*Task statement*.
From the entries that follow, report every line in which "bucket" occurs.

Web page and app entries:
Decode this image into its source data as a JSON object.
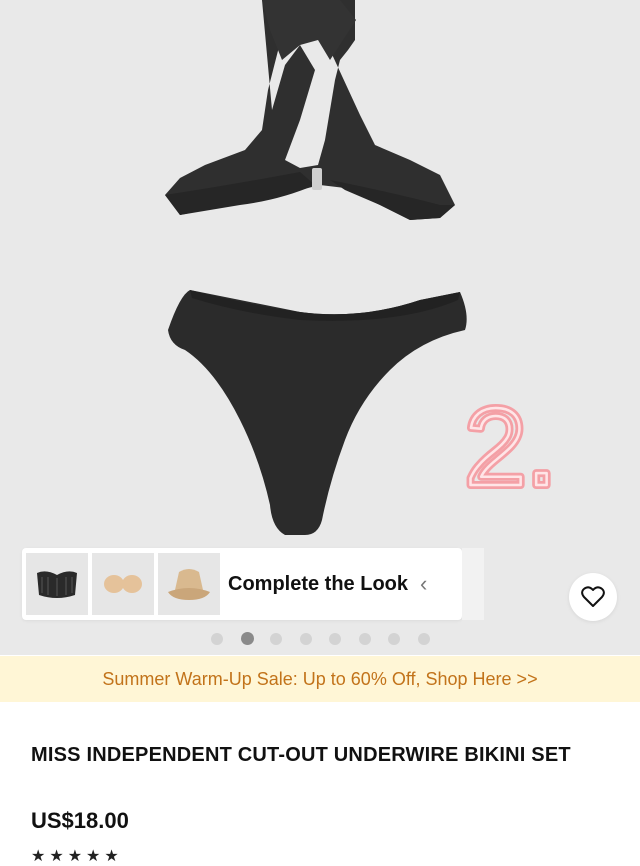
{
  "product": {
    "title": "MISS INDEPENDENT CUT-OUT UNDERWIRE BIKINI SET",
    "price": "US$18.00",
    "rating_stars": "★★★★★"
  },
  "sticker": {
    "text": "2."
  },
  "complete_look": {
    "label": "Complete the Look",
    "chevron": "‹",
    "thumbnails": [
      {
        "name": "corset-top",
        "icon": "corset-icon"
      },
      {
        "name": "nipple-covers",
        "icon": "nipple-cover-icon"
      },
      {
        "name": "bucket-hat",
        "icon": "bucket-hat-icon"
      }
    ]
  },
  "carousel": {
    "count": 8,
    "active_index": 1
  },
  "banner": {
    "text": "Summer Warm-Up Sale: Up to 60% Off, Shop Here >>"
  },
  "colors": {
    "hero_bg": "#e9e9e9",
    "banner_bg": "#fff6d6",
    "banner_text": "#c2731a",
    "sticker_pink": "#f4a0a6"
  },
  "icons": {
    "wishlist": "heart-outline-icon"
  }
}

*Result*.
        "name": "bucket-hat",
        "icon": "bucket-hat-icon"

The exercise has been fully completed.